Data records for software interfaces:
————

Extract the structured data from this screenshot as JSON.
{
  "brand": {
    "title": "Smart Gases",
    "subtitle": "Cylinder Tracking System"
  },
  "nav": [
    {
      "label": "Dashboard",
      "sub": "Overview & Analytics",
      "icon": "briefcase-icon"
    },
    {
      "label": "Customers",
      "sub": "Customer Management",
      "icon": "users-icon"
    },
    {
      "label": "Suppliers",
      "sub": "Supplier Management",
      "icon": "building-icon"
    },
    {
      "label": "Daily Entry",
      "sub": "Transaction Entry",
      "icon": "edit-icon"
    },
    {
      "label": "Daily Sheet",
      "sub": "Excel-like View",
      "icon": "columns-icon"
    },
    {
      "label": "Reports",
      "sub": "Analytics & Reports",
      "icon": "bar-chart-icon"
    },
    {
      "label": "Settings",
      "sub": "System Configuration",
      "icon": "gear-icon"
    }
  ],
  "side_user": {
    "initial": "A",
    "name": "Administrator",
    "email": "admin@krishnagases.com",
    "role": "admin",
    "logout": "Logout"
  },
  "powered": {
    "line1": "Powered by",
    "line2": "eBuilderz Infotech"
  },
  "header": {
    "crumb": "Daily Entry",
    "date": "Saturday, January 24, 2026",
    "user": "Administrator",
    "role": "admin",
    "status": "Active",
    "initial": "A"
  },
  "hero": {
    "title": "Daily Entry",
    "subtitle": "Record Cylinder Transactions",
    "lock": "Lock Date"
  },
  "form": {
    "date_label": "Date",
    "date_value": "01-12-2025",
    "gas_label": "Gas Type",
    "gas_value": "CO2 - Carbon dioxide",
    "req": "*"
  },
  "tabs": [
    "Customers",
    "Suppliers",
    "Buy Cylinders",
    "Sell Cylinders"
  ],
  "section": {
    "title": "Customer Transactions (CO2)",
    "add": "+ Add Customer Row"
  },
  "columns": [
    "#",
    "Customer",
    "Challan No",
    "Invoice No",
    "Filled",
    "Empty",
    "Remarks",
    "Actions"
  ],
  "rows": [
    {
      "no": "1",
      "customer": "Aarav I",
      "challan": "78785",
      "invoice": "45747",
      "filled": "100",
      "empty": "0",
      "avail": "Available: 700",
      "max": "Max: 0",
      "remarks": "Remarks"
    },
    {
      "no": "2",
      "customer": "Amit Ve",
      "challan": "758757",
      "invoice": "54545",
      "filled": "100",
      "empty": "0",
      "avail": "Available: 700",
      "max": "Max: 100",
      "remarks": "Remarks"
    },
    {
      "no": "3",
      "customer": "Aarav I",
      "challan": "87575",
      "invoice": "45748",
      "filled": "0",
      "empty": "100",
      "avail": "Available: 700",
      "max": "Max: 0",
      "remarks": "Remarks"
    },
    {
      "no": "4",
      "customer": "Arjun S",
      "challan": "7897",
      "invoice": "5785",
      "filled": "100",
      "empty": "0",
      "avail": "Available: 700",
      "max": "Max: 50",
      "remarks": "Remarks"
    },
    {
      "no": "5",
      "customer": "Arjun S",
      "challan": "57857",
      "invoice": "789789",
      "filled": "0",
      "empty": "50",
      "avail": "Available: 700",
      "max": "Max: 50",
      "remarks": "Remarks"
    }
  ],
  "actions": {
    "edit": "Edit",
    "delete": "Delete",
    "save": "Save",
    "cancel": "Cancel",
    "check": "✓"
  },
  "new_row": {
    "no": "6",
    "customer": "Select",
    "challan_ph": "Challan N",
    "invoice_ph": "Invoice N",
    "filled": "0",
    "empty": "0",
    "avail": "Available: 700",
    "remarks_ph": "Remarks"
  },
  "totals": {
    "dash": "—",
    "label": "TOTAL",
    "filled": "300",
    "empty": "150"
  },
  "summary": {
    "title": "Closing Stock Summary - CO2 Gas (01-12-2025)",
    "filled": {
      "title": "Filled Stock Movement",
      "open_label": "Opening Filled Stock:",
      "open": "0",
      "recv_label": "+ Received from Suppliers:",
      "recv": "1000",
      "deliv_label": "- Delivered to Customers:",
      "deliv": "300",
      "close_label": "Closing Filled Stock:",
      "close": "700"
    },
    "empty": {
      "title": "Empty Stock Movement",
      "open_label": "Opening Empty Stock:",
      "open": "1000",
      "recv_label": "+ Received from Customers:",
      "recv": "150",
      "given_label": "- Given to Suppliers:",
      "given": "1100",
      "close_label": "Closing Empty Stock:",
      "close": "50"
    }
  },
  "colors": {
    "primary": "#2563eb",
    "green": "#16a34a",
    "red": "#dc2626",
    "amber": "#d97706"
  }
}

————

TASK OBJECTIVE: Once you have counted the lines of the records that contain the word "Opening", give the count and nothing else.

THE ANSWER: 2